*Work to be completed*: The answer must consist of the entire listing, repeated exactly.

*Input*:
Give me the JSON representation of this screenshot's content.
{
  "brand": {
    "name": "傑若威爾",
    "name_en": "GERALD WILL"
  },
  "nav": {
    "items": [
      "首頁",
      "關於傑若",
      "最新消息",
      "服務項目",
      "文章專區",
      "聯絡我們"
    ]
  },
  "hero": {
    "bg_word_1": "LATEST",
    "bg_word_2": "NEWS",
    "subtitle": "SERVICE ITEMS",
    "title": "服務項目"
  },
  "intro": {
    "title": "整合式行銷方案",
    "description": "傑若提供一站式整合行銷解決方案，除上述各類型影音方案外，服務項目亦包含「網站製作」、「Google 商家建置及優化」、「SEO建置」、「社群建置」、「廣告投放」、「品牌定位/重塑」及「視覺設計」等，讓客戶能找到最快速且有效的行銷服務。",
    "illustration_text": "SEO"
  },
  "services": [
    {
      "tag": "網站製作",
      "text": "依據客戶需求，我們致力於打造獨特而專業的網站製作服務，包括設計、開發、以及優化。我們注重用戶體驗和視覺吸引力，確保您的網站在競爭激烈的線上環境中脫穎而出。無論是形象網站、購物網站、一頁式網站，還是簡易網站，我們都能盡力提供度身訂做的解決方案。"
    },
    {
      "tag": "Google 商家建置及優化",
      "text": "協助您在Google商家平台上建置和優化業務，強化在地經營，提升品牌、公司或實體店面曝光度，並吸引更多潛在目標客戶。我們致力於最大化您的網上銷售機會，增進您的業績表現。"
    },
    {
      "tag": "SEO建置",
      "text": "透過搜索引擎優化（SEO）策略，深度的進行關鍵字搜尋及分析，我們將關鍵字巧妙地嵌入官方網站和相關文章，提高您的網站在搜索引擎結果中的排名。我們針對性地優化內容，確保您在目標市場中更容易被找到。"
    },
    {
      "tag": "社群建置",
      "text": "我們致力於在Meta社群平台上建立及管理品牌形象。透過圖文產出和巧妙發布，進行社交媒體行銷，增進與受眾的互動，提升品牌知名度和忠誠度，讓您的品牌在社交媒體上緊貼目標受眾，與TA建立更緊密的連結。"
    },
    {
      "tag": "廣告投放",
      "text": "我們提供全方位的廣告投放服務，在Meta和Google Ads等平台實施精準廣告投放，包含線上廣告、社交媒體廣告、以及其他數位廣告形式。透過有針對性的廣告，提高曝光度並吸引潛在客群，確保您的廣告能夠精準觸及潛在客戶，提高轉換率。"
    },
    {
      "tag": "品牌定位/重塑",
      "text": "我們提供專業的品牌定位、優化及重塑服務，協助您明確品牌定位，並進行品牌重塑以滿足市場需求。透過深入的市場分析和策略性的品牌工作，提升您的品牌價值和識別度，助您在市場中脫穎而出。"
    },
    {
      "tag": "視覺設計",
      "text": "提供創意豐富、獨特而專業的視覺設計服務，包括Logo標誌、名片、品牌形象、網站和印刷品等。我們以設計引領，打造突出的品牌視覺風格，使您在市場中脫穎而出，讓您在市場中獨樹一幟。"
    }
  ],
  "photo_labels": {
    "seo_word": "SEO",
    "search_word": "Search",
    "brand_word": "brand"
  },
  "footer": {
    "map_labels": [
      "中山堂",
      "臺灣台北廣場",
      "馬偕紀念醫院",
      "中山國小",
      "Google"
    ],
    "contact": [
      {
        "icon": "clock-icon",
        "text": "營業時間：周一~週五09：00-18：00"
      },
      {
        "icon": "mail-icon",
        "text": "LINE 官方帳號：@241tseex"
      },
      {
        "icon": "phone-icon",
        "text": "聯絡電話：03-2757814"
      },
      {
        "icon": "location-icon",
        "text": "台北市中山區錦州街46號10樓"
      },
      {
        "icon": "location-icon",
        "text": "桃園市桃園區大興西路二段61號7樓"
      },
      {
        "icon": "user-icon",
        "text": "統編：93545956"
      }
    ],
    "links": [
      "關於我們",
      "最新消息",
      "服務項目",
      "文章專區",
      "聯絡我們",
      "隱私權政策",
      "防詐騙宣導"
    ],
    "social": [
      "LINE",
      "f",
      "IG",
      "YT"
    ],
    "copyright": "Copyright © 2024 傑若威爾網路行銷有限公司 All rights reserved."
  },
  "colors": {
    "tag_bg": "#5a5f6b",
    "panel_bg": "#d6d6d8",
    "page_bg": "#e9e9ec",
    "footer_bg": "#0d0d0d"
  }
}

*Response to this exercise*:
Give me the JSON representation of this screenshot's content.
{
  "brand": {
    "name": "傑若威爾",
    "name_en": "GERALD WILL"
  },
  "nav": {
    "items": [
      "首頁",
      "關於傑若",
      "最新消息",
      "服務項目",
      "文章專區",
      "聯絡我們"
    ]
  },
  "hero": {
    "bg_word_1": "LATEST",
    "bg_word_2": "NEWS",
    "subtitle": "SERVICE ITEMS",
    "title": "服務項目"
  },
  "intro": {
    "title": "整合式行銷方案",
    "description": "傑若提供一站式整合行銷解決方案，除上述各類型影音方案外，服務項目亦包含「網站製作」、「Google 商家建置及優化」、「SEO建置」、「社群建置」、「廣告投放」、「品牌定位/重塑」及「視覺設計」等，讓客戶能找到最快速且有效的行銷服務。",
    "illustration_text": "SEO"
  },
  "services": [
    {
      "tag": "網站製作",
      "text": "依據客戶需求，我們致力於打造獨特而專業的網站製作服務，包括設計、開發、以及優化。我們注重用戶體驗和視覺吸引力，確保您的網站在競爭激烈的線上環境中脫穎而出。無論是形象網站、購物網站、一頁式網站，還是簡易網站，我們都能盡力提供度身訂做的解決方案。"
    },
    {
      "tag": "Google 商家建置及優化",
      "text": "協助您在Google商家平台上建置和優化業務，強化在地經營，提升品牌、公司或實體店面曝光度，並吸引更多潛在目標客戶。我們致力於最大化您的網上銷售機會，增進您的業績表現。"
    },
    {
      "tag": "SEO建置",
      "text": "透過搜索引擎優化（SEO）策略，深度的進行關鍵字搜尋及分析，我們將關鍵字巧妙地嵌入官方網站和相關文章，提高您的網站在搜索引擎結果中的排名。我們針對性地優化內容，確保您在目標市場中更容易被找到。"
    },
    {
      "tag": "社群建置",
      "text": "我們致力於在Meta社群平台上建立及管理品牌形象。透過圖文產出和巧妙發布，進行社交媒體行銷，增進與受眾的互動，提升品牌知名度和忠誠度，讓您的品牌在社交媒體上緊貼目標受眾，與TA建立更緊密的連結。"
    },
    {
      "tag": "廣告投放",
      "text": "我們提供全方位的廣告投放服務，在Meta和Google Ads等平台實施精準廣告投放，包含線上廣告、社交媒體廣告、以及其他數位廣告形式。透過有針對性的廣告，提高曝光度並吸引潛在客群，確保您的廣告能夠精準觸及潛在客戶，提高轉換率。"
    },
    {
      "tag": "品牌定位/重塑",
      "text": "我們提供專業的品牌定位、優化及重塑服務，協助您明確品牌定位，並進行品牌重塑以滿足市場需求。透過深入的市場分析和策略性的品牌工作，提升您的品牌價值和識別度，助您在市場中脫穎而出。"
    },
    {
      "tag": "視覺設計",
      "text": "提供創意豐富、獨特而專業的視覺設計服務，包括Logo標誌、名片、品牌形象、網站和印刷品等。我們以設計引領，打造突出的品牌視覺風格，使您在市場中脫穎而出，讓您在市場中獨樹一幟。"
    }
  ],
  "photo_labels": {
    "seo_word": "SEO",
    "search_word": "Search",
    "brand_word": "brand"
  },
  "footer": {
    "map_labels": [
      "中山堂",
      "臺灣台北廣場",
      "馬偕紀念醫院",
      "中山國小",
      "Google"
    ],
    "contact": [
      {
        "icon": "clock-icon",
        "text": "營業時間：周一~週五09：00-18：00"
      },
      {
        "icon": "mail-icon",
        "text": "LINE 官方帳號：@241tseex"
      },
      {
        "icon": "phone-icon",
        "text": "聯絡電話：03-2757814"
      },
      {
        "icon": "location-icon",
        "text": "台北市中山區錦州街46號10樓"
      },
      {
        "icon": "location-icon",
        "text": "桃園市桃園區大興西路二段61號7樓"
      },
      {
        "icon": "user-icon",
        "text": "統編：93545956"
      }
    ],
    "links": [
      "關於我們",
      "最新消息",
      "服務項目",
      "文章專區",
      "聯絡我們",
      "隱私權政策",
      "防詐騙宣導"
    ],
    "social": [
      "LINE",
      "f",
      "IG",
      "YT"
    ],
    "copyright": "Copyright © 2024 傑若威爾網路行銷有限公司 All rights reserved."
  },
  "colors": {
    "tag_bg": "#5a5f6b",
    "panel_bg": "#d6d6d8",
    "page_bg": "#e9e9ec",
    "footer_bg": "#0d0d0d"
  }
}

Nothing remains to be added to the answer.